What to work on → Keep the pictures out of the copy and repeat the records exactly.

Provided material →

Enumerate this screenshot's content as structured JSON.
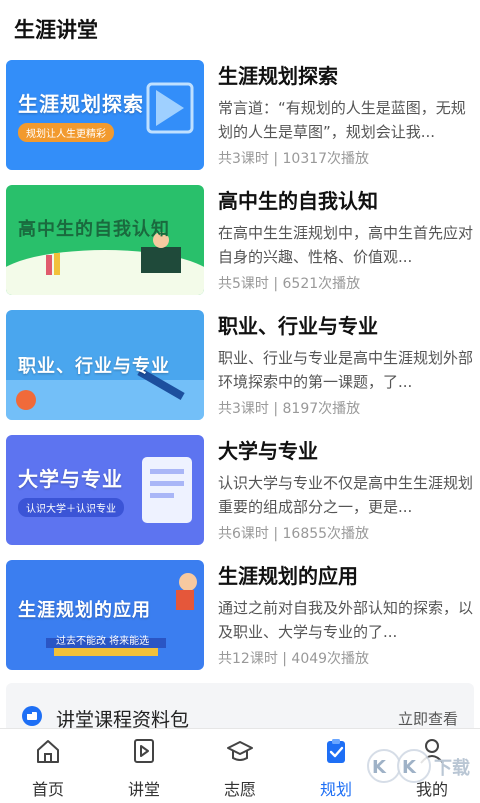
{
  "section_title": "生涯讲堂",
  "courses": [
    {
      "thumb_title": "生涯规划探索",
      "thumb_sub": "规划让人生更精彩",
      "title": "生涯规划探索",
      "desc": "常言道：“有规划的人生是蓝图，无规划的人生是草图”，规划会让我...",
      "meta": "共3课时 | 10317次播放"
    },
    {
      "thumb_title": "高中生的自我认知",
      "thumb_sub": "",
      "title": "高中生的自我认知",
      "desc": "在高中生生涯规划中，高中生首先应对自身的兴趣、性格、价值观...",
      "meta": "共5课时 | 6521次播放"
    },
    {
      "thumb_title": "职业、行业与专业",
      "thumb_sub": "",
      "title": "职业、行业与专业",
      "desc": "职业、行业与专业是高中生涯规划外部环境探索中的第一课题，了...",
      "meta": "共3课时 | 8197次播放"
    },
    {
      "thumb_title": "大学与专业",
      "thumb_sub": "认识大学＋认识专业",
      "title": "大学与专业",
      "desc": "认识大学与专业不仅是高中生生涯规划重要的组成部分之一，更是...",
      "meta": "共6课时 | 16855次播放"
    },
    {
      "thumb_title": "生涯规划的应用",
      "thumb_sub": "过去不能改 将来能选",
      "title": "生涯规划的应用",
      "desc": "通过之前对自我及外部认知的探索，以及职业、大学与专业的了...",
      "meta": "共12课时 | 4049次播放"
    }
  ],
  "pack": {
    "title": "讲堂课程资料包",
    "link": "立即查看"
  },
  "tabs": [
    {
      "label": "首页",
      "icon": "home-icon"
    },
    {
      "label": "讲堂",
      "icon": "play-book-icon"
    },
    {
      "label": "志愿",
      "icon": "graduation-cap-icon"
    },
    {
      "label": "规划",
      "icon": "clipboard-check-icon"
    },
    {
      "label": "我的",
      "icon": "user-icon"
    }
  ],
  "active_tab": "规划",
  "colors": {
    "accent": "#1e6ff5",
    "thumb_bg": [
      "#2b86f3",
      "#29c06b",
      "#4aa6ee",
      "#5d74f0",
      "#3b7ef0"
    ]
  },
  "watermark": "KK下载"
}
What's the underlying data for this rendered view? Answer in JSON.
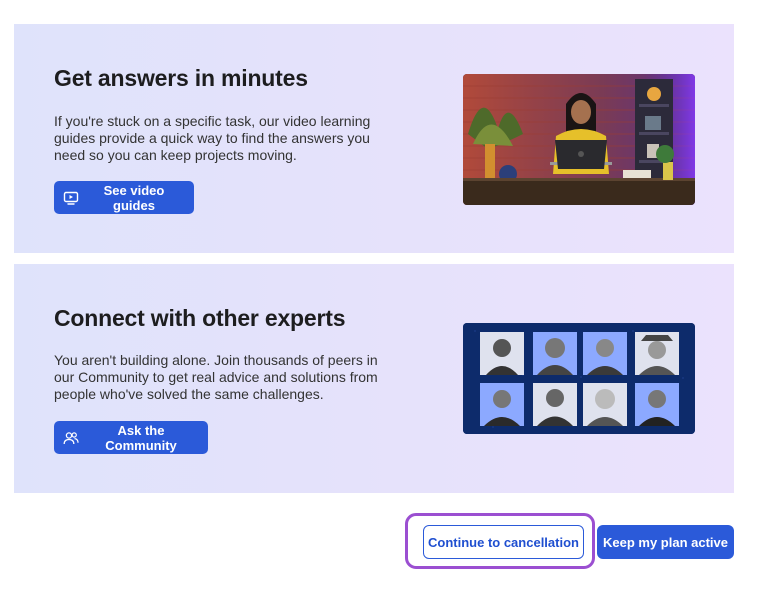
{
  "cards": [
    {
      "title": "Get answers in minutes",
      "body": "If you're stuck on a specific task, our video learning guides provide a quick way to find the answers you need so you can keep projects moving.",
      "button_label": "See video guides",
      "button_icon": "video-play-icon"
    },
    {
      "title": "Connect with other experts",
      "body": "You aren't building alone. Join thousands of peers in our Community to get real advice and solutions from people who've solved the same challenges.",
      "button_label": "Ask the Community",
      "button_icon": "people-icon"
    }
  ],
  "footer": {
    "continue_label": "Continue to cancellation",
    "keep_label": "Keep my plan active"
  },
  "colors": {
    "primary": "#2b5ad9",
    "focus_ring": "#9b4fd1",
    "card_bg_start": "#dfe3fb",
    "card_bg_end": "#ebe2fd"
  }
}
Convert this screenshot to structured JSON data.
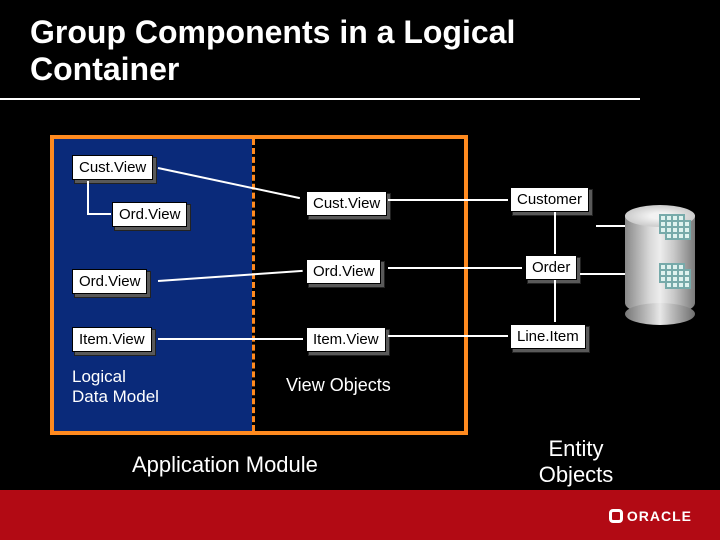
{
  "title": "Group Components in a Logical Container",
  "ldm": {
    "custView": "Cust.View",
    "ordView1": "Ord.View",
    "ordView2": "Ord.View",
    "itemView": "Item.View",
    "label": "Logical\nData Model"
  },
  "viewObjects": {
    "custView": "Cust.View",
    "ordView": "Ord.View",
    "itemView": "Item.View",
    "label": "View Objects"
  },
  "entityObjects": {
    "customer": "Customer",
    "order": "Order",
    "lineItem": "Line.Item",
    "label": "Entity\nObjects"
  },
  "appModuleLabel": "Application Module",
  "logo": "ORACLE"
}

Reply →
Enumerate this screenshot's content as structured JSON.
{
  "section_title": "生涯讲堂",
  "courses": [
    {
      "thumb_title": "生涯规划探索",
      "thumb_sub": "规划让人生更精彩",
      "title": "生涯规划探索",
      "desc": "常言道：“有规划的人生是蓝图，无规划的人生是草图”，规划会让我...",
      "meta": "共3课时 | 10317次播放"
    },
    {
      "thumb_title": "高中生的自我认知",
      "thumb_sub": "",
      "title": "高中生的自我认知",
      "desc": "在高中生生涯规划中，高中生首先应对自身的兴趣、性格、价值观...",
      "meta": "共5课时 | 6521次播放"
    },
    {
      "thumb_title": "职业、行业与专业",
      "thumb_sub": "",
      "title": "职业、行业与专业",
      "desc": "职业、行业与专业是高中生涯规划外部环境探索中的第一课题，了...",
      "meta": "共3课时 | 8197次播放"
    },
    {
      "thumb_title": "大学与专业",
      "thumb_sub": "认识大学＋认识专业",
      "title": "大学与专业",
      "desc": "认识大学与专业不仅是高中生生涯规划重要的组成部分之一，更是...",
      "meta": "共6课时 | 16855次播放"
    },
    {
      "thumb_title": "生涯规划的应用",
      "thumb_sub": "过去不能改 将来能选",
      "title": "生涯规划的应用",
      "desc": "通过之前对自我及外部认知的探索，以及职业、大学与专业的了...",
      "meta": "共12课时 | 4049次播放"
    }
  ],
  "pack": {
    "title": "讲堂课程资料包",
    "link": "立即查看"
  },
  "tabs": [
    {
      "label": "首页",
      "icon": "home-icon"
    },
    {
      "label": "讲堂",
      "icon": "play-book-icon"
    },
    {
      "label": "志愿",
      "icon": "graduation-cap-icon"
    },
    {
      "label": "规划",
      "icon": "clipboard-check-icon"
    },
    {
      "label": "我的",
      "icon": "user-icon"
    }
  ],
  "active_tab": "规划",
  "colors": {
    "accent": "#1e6ff5",
    "thumb_bg": [
      "#2b86f3",
      "#29c06b",
      "#4aa6ee",
      "#5d74f0",
      "#3b7ef0"
    ]
  },
  "watermark": "KK下载"
}
What's the underlying data for this rendered view? Answer in JSON.
{
  "cards": [
    {
      "title": "Get answers in minutes",
      "body": "If you're stuck on a specific task, our video learning guides provide a quick way to find the answers you need so you can keep projects moving.",
      "button_label": "See video guides",
      "button_icon": "video-play-icon"
    },
    {
      "title": "Connect with other experts",
      "body": "You aren't building alone. Join thousands of peers in our Community to get real advice and solutions from people who've solved the same challenges.",
      "button_label": "Ask the Community",
      "button_icon": "people-icon"
    }
  ],
  "footer": {
    "continue_label": "Continue to cancellation",
    "keep_label": "Keep my plan active"
  },
  "colors": {
    "primary": "#2b5ad9",
    "focus_ring": "#9b4fd1",
    "card_bg_start": "#dfe3fb",
    "card_bg_end": "#ebe2fd"
  }
}
Convert this screenshot to structured JSON data.
{
  "title": "Group Components in a Logical Container",
  "ldm": {
    "custView": "Cust.View",
    "ordView1": "Ord.View",
    "ordView2": "Ord.View",
    "itemView": "Item.View",
    "label": "Logical\nData Model"
  },
  "viewObjects": {
    "custView": "Cust.View",
    "ordView": "Ord.View",
    "itemView": "Item.View",
    "label": "View Objects"
  },
  "entityObjects": {
    "customer": "Customer",
    "order": "Order",
    "lineItem": "Line.Item",
    "label": "Entity\nObjects"
  },
  "appModuleLabel": "Application Module",
  "logo": "ORACLE"
}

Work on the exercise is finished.